Another year have just whizzed by.
Now, don’t look so sad. While some are baffled by how quickly time seems to flow, how this “time” thing works is pretty straightforward. We are given a paycheque worth 24 hours every morning; however, the nature of the currency forces us we to spend it as we go about our days. Thus, we are constantly making the choice on what we are bargaining for in exchange for our time; hence the message of the day: try to make worthwhile bargains.
However, the process of making good bargains for our time is a more complicated issue because we are creatures who tend to live in the moment. Immersed in the stream of time, the perspective can change quite drastically. In fact, all of us are quite experienced with this aspect of time; the psychologists call it “short-term gratification precedes long-term satisfaction”; normal folks just call it temptation of slacking off. Let’s be honest here, the “living in the moment” perspective is okay for normal day-to-day running, but it lacks the deliberation and foresight necessary to make good bargains for our precious time.
This time of the year is especially important because it affords us the opportunity to take our head out of the stream, take look at the past year and give us an idea of what we have brought with that hefty paycheque of 365 days. This is the time of year when we ask ourselves how much have we grown, how much have we matured? How much time have we devoted to make us into better friends or students or roommates? and how much time have been used to purchase that 50 levels in Minecraft? Have we exchanged the 1.3% portion of our lives to acquire a skill that might benefit us throughout our lives or have we blazed through it for the breathtaking satisfaction of moments?

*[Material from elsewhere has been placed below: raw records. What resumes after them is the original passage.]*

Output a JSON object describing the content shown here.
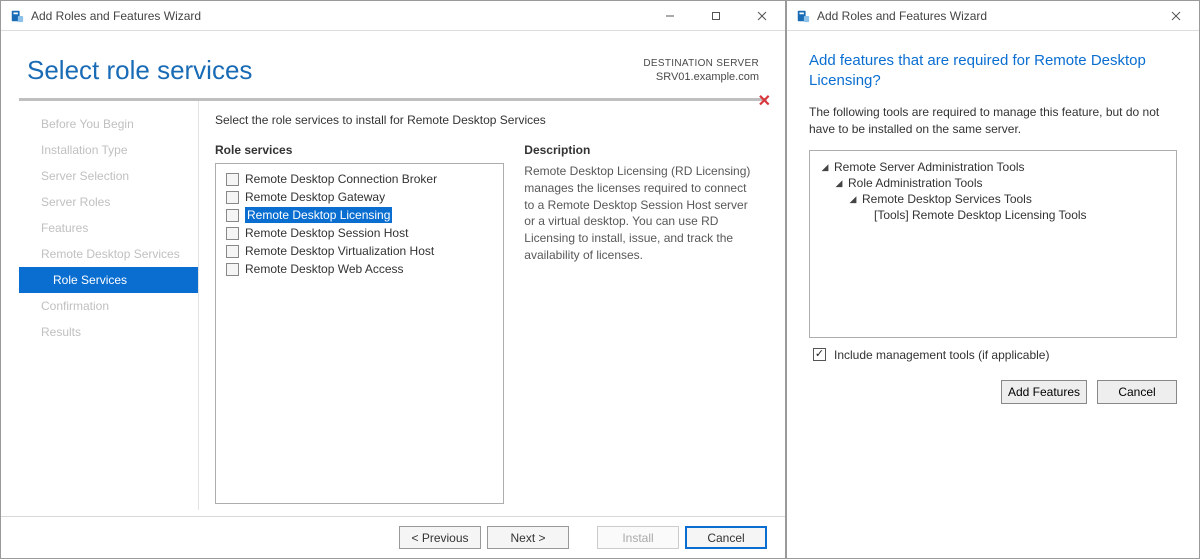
{
  "main": {
    "window_title": "Add Roles and Features Wizard",
    "page_title": "Select role services",
    "destination_label": "DESTINATION SERVER",
    "destination_server": "SRV01.example.com",
    "instruction": "Select the role services to install for Remote Desktop Services",
    "roles_heading": "Role services",
    "description_heading": "Description",
    "description_text": "Remote Desktop Licensing (RD Licensing) manages the licenses required to connect to a Remote Desktop Session Host server or a virtual desktop. You can use RD Licensing to install, issue, and track the availability of licenses.",
    "sidebar": [
      {
        "label": "Before You Begin",
        "active": false,
        "sub": false
      },
      {
        "label": "Installation Type",
        "active": false,
        "sub": false
      },
      {
        "label": "Server Selection",
        "active": false,
        "sub": false
      },
      {
        "label": "Server Roles",
        "active": false,
        "sub": false
      },
      {
        "label": "Features",
        "active": false,
        "sub": false
      },
      {
        "label": "Remote Desktop Services",
        "active": false,
        "sub": false
      },
      {
        "label": "Role Services",
        "active": true,
        "sub": true
      },
      {
        "label": "Confirmation",
        "active": false,
        "sub": false
      },
      {
        "label": "Results",
        "active": false,
        "sub": false
      }
    ],
    "roles": [
      {
        "label": "Remote Desktop Connection Broker",
        "selected": false
      },
      {
        "label": "Remote Desktop Gateway",
        "selected": false
      },
      {
        "label": "Remote Desktop Licensing",
        "selected": true
      },
      {
        "label": "Remote Desktop Session Host",
        "selected": false
      },
      {
        "label": "Remote Desktop Virtualization Host",
        "selected": false
      },
      {
        "label": "Remote Desktop Web Access",
        "selected": false
      }
    ],
    "buttons": {
      "previous": "< Previous",
      "next": "Next >",
      "install": "Install",
      "cancel": "Cancel"
    }
  },
  "dialog": {
    "window_title": "Add Roles and Features Wizard",
    "heading": "Add features that are required for Remote Desktop Licensing?",
    "paragraph": "The following tools are required to manage this feature, but do not have to be installed on the same server.",
    "tree": [
      {
        "label": "Remote Server Administration Tools",
        "depth": 0,
        "expander": true
      },
      {
        "label": "Role Administration Tools",
        "depth": 1,
        "expander": true
      },
      {
        "label": "Remote Desktop Services Tools",
        "depth": 2,
        "expander": true
      },
      {
        "label": "[Tools] Remote Desktop Licensing Tools",
        "depth": 3,
        "expander": false
      }
    ],
    "include_label": "Include management tools (if applicable)",
    "include_checked": true,
    "buttons": {
      "add": "Add Features",
      "cancel": "Cancel"
    }
  }
}
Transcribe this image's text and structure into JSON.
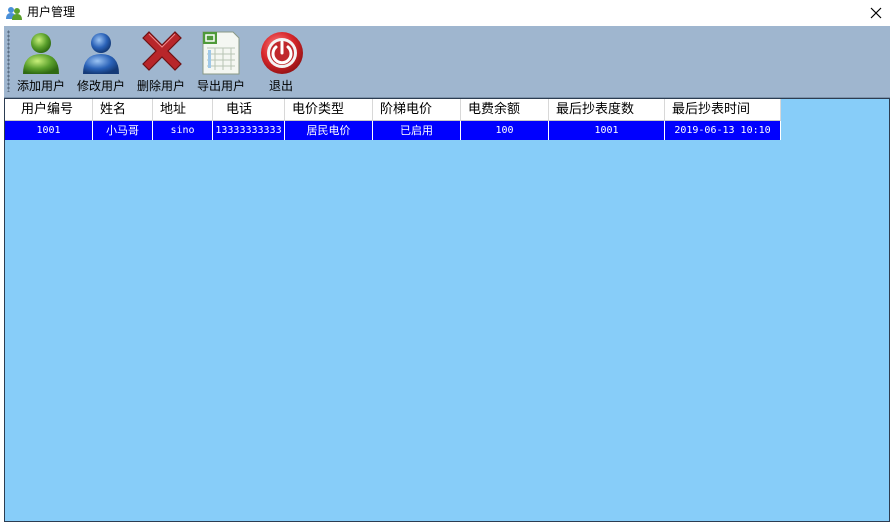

Of course, everyone’s definition of a “good bargain” for their time can vary, and it all comes back a to how we define our lives and how want to live out that definition. For instance, when I look back the year of 2013, and the hours I have spent to read The Stormlight Archives, I felt it a very worthwhile experience and didn’t feel much in the way of regret. However, the overachievers next to me might find the very idea of spending hours reading a work of fiction unimaginable – and who can blame them? Hence this disclaimer; this blog isn’t a call to work overtime and become an overachiever, but an reminder to remain true to the course that we have set for ourselves.